Since its inception, the legal-abortion movement has centered its argument on a key political narrative: The right to abortion is essential for women’s freedom and flourishing. Legal abortion is a woman’s right, and its restriction is an assault on women.
For decades, this assertion has bolstered their rhetoric. In recent years, though, the argument been considerably muddied by the rising influence of left-wing gender ideologues. According to gender ideology, after all, there’s not really any such thing as a woman — so how could abortion be a matter of women’s rights?
Progressives now insist that companies such as Tampax and Always must replace the word “women” with “people who menstruate” or “menstruators.” The Biden administration has erased “pregnant women” in favor of the almost unbelievable “birthing persons.” The Centers for Disease Control now uses the only slightly less clunky “pregnant people.” In a nod to gender inclusivity, the Academy of Breastfeeding Medicine last month encouraged the use of the appalling term “chestfeeding.”
Read it all here.
Robby Soave: Biden’s Vaccine Mandate Is a Big Mistake
The debate over public health policy mandates is not new, but the pandemic and the appearance of the Delta variant after the COVID vaccines were introduced is causing the debate to flare up again. Reason’s Robby Soave argues at The New York Times that President Biden’s mandate on private businesses via OSHA is yet another overreach that will not only likely be counterproductive but will further reinforce the perception that executive power is the appropriate way for the government to get things done.

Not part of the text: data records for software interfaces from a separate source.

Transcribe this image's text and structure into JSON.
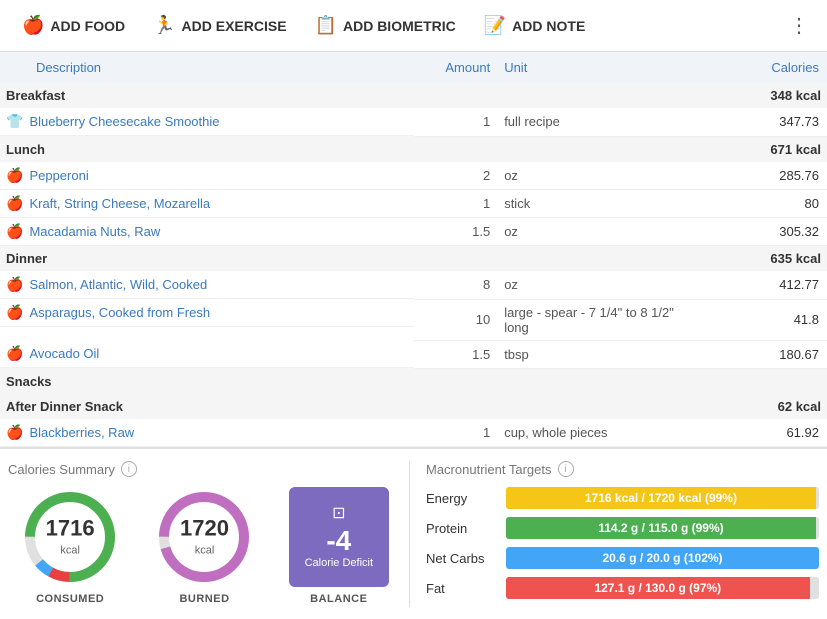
{
  "header": {
    "add_food_label": "ADD FOOD",
    "add_exercise_label": "ADD EXERCISE",
    "add_biometric_label": "ADD BIOMETRIC",
    "add_note_label": "ADD NOTE",
    "more_icon": "⋮"
  },
  "table": {
    "col_description": "Description",
    "col_amount": "Amount",
    "col_unit": "Unit",
    "col_calories": "Calories"
  },
  "meals": [
    {
      "name": "Breakfast",
      "kcal": "348 kcal",
      "foods": [
        {
          "icon": "shirt",
          "name": "Blueberry Cheesecake Smoothie",
          "amount": "1",
          "unit": "full recipe",
          "calories": "347.73"
        }
      ]
    },
    {
      "name": "Lunch",
      "kcal": "671 kcal",
      "foods": [
        {
          "icon": "apple",
          "name": "Pepperoni",
          "amount": "2",
          "unit": "oz",
          "calories": "285.76"
        },
        {
          "icon": "apple",
          "name": "Kraft, String Cheese, Mozarella",
          "amount": "1",
          "unit": "stick",
          "calories": "80"
        },
        {
          "icon": "apple",
          "name": "Macadamia Nuts, Raw",
          "amount": "1.5",
          "unit": "oz",
          "calories": "305.32"
        }
      ]
    },
    {
      "name": "Dinner",
      "kcal": "635 kcal",
      "foods": [
        {
          "icon": "apple",
          "name": "Salmon, Atlantic, Wild, Cooked",
          "amount": "8",
          "unit": "oz",
          "calories": "412.77"
        },
        {
          "icon": "apple",
          "name": "Asparagus, Cooked from Fresh",
          "amount": "10",
          "unit": "large - spear - 7 1/4\" to 8 1/2\" long",
          "calories": "41.8"
        },
        {
          "icon": "apple",
          "name": "Avocado Oil",
          "amount": "1.5",
          "unit": "tbsp",
          "calories": "180.67"
        }
      ]
    },
    {
      "name": "Snacks",
      "kcal": "",
      "foods": []
    },
    {
      "name": "After Dinner Snack",
      "kcal": "62 kcal",
      "foods": [
        {
          "icon": "apple",
          "name": "Blackberries, Raw",
          "amount": "1",
          "unit": "cup, whole pieces",
          "calories": "61.92"
        }
      ]
    }
  ],
  "calories_summary": {
    "title": "Calories Summary",
    "consumed_label": "CONSUMED",
    "burned_label": "BURNED",
    "balance_label": "BALANCE",
    "consumed_value": "1716",
    "consumed_unit": "kcal",
    "burned_value": "1720",
    "burned_unit": "kcal",
    "balance_value": "-4",
    "balance_subtitle": "Calorie Deficit"
  },
  "macros": {
    "title": "Macronutrient Targets",
    "rows": [
      {
        "name": "Energy",
        "label": "1716 kcal / 1720 kcal (99%)",
        "color": "#f5c518",
        "pct": 99
      },
      {
        "name": "Protein",
        "label": "114.2 g / 115.0 g (99%)",
        "color": "#4caf50",
        "pct": 99
      },
      {
        "name": "Net Carbs",
        "label": "20.6 g / 20.0 g (102%)",
        "color": "#42a5f5",
        "pct": 100
      },
      {
        "name": "Fat",
        "label": "127.1 g / 130.0 g (97%)",
        "color": "#ef5350",
        "pct": 97
      }
    ]
  }
}
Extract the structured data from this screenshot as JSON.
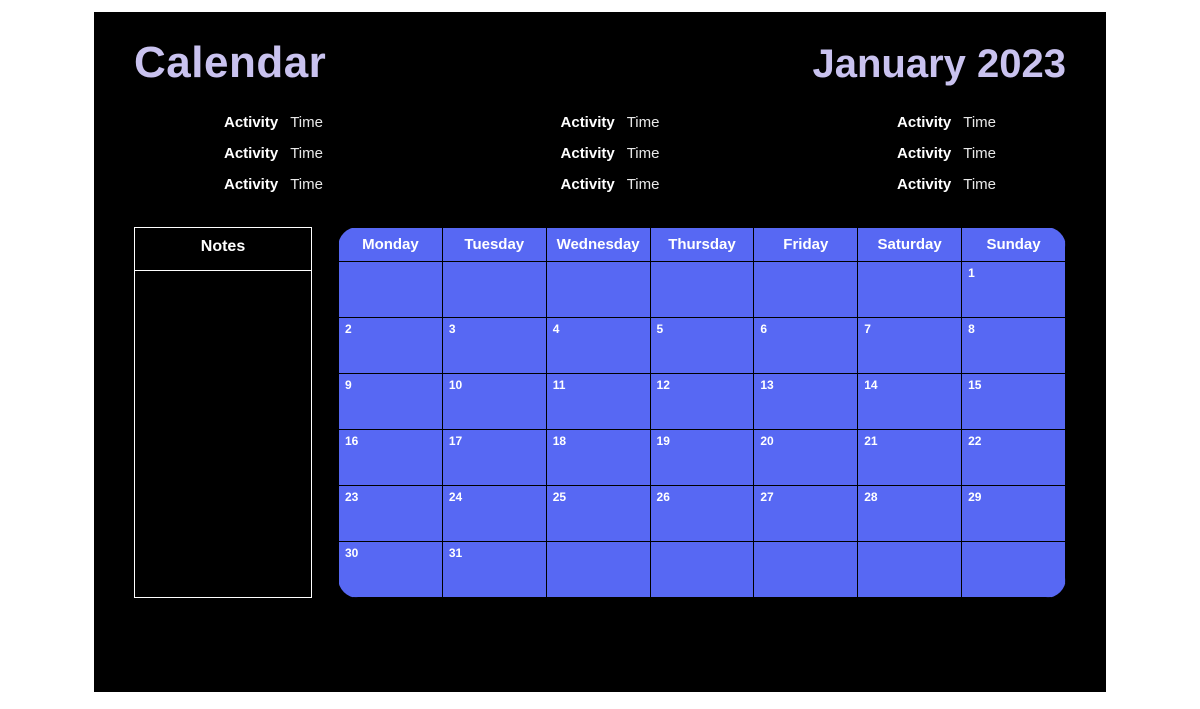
{
  "header": {
    "title": "Calendar",
    "month": "January 2023"
  },
  "activities": {
    "columns": [
      [
        {
          "label": "Activity",
          "time": "Time"
        },
        {
          "label": "Activity",
          "time": "Time"
        },
        {
          "label": "Activity",
          "time": "Time"
        }
      ],
      [
        {
          "label": "Activity",
          "time": "Time"
        },
        {
          "label": "Activity",
          "time": "Time"
        },
        {
          "label": "Activity",
          "time": "Time"
        }
      ],
      [
        {
          "label": "Activity",
          "time": "Time"
        },
        {
          "label": "Activity",
          "time": "Time"
        },
        {
          "label": "Activity",
          "time": "Time"
        }
      ]
    ]
  },
  "notes": {
    "heading": "Notes"
  },
  "calendar": {
    "weekdays": [
      "Monday",
      "Tuesday",
      "Wednesday",
      "Thursday",
      "Friday",
      "Saturday",
      "Sunday"
    ],
    "weeks": [
      [
        "",
        "",
        "",
        "",
        "",
        "",
        "1"
      ],
      [
        "2",
        "3",
        "4",
        "5",
        "6",
        "7",
        "8"
      ],
      [
        "9",
        "10",
        "11",
        "12",
        "13",
        "14",
        "15"
      ],
      [
        "16",
        "17",
        "18",
        "19",
        "20",
        "21",
        "22"
      ],
      [
        "23",
        "24",
        "25",
        "26",
        "27",
        "28",
        "29"
      ],
      [
        "30",
        "31",
        "",
        "",
        "",
        "",
        ""
      ]
    ]
  }
}
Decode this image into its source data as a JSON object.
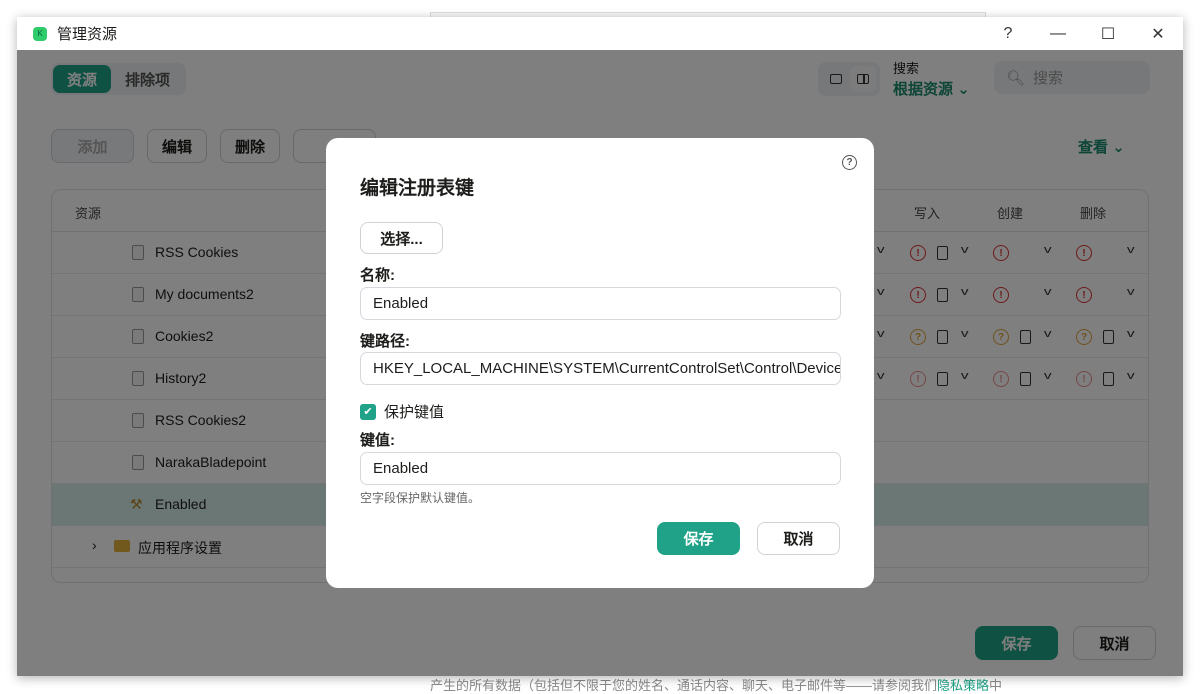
{
  "window": {
    "title": "管理资源",
    "help": "?",
    "minimize": "—",
    "maximize": "☐",
    "close": "✕"
  },
  "tabs": [
    {
      "label": "资源",
      "active": true
    },
    {
      "label": "排除项",
      "active": false
    }
  ],
  "search": {
    "by_label": "搜索",
    "by_value": "根据资源",
    "placeholder": "搜索"
  },
  "toolbar": {
    "add": "添加",
    "edit": "编辑",
    "delete": "删除",
    "more": "…"
  },
  "view_label": "查看",
  "table": {
    "headers": {
      "resource": "资源",
      "write": "写入",
      "create": "创建",
      "delete": "删除"
    },
    "rows": [
      {
        "name": "RSS Cookies",
        "status": "deny"
      },
      {
        "name": "My documents2",
        "status": "deny"
      },
      {
        "name": "Cookies2",
        "status": "unknown"
      },
      {
        "name": "History2",
        "status": "deny-faded"
      },
      {
        "name": "RSS Cookies2",
        "status": ""
      },
      {
        "name": "NarakaBladepoint",
        "status": ""
      },
      {
        "name": "Enabled",
        "status": "",
        "selected": true
      }
    ],
    "folder": "应用程序设置"
  },
  "main_buttons": {
    "save": "保存",
    "cancel": "取消"
  },
  "dialog": {
    "title": "编辑注册表键",
    "help": "?",
    "select_button": "选择...",
    "name_label": "名称:",
    "name_value": "Enabled",
    "path_label": "键路径:",
    "path_value": "HKEY_LOCAL_MACHINE\\SYSTEM\\CurrentControlSet\\Control\\DeviceGuard",
    "protect_label": "保护键值",
    "protect_checked": true,
    "value_label": "键值:",
    "value_value": "Enabled",
    "hint": "空字段保护默认键值。",
    "save": "保存",
    "cancel": "取消"
  },
  "footer": {
    "text": "产生的所有数据（包括但不限于您的姓名、通话内容、聊天、电子邮件等——请参阅我们",
    "link": "隐私策略",
    "suffix": "中"
  },
  "colors": {
    "accent": "#1fa287",
    "deny": "#dd3333",
    "unknown": "#e0a33a"
  }
}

The president’s plan is certainly well intentioned. The vaccines are the only tried-and-true strategy for defeating Covid; government officials should both encourage vaccination and make it easier to get vaccinated. Health officials must continue selling people on the vaccines by emphasizing the considerable upside: Vaccination decreases transmission of the virus and turns hospitalization and death into very unlikely outcomes. It provides such robust protection that 99 percent of coronavirus fatalities in the United States now occur in the unvaccinated population. Vaccination works, and it’s the right option for a vast majority of Americans.
But forcing vaccines on a minority contingent of unwilling people is a huge error that risks shredding the social fabric of a country already being pulled apart by political tribalism.
The president should not — and most likely does not — have the power to unilaterally compel millions of private-sector workers to get vaccinated or risk losing their jobs: Mr. Biden is presiding over a vast expansion of federal authority, one that Democrats will certainly come to regret the next time a Republican takes power. Moreover, the mechanism of enforcement — a presidential decree smuggled into law by the Department of Labor and its Occupational Safety and Health Administration — is fundamentally undemocratic. Congress is supposed to make new laws, not an unaccountable bureaucratic agency.
Read it all.
Samuel Goldman reacts to a Linda Greenhouse essay in the New York Times:
Bari Weiss lends her Substack to her (potential) future boss:
Wesley Yang on the danger of realizing too late when things go too far:
And finally… privilege or right?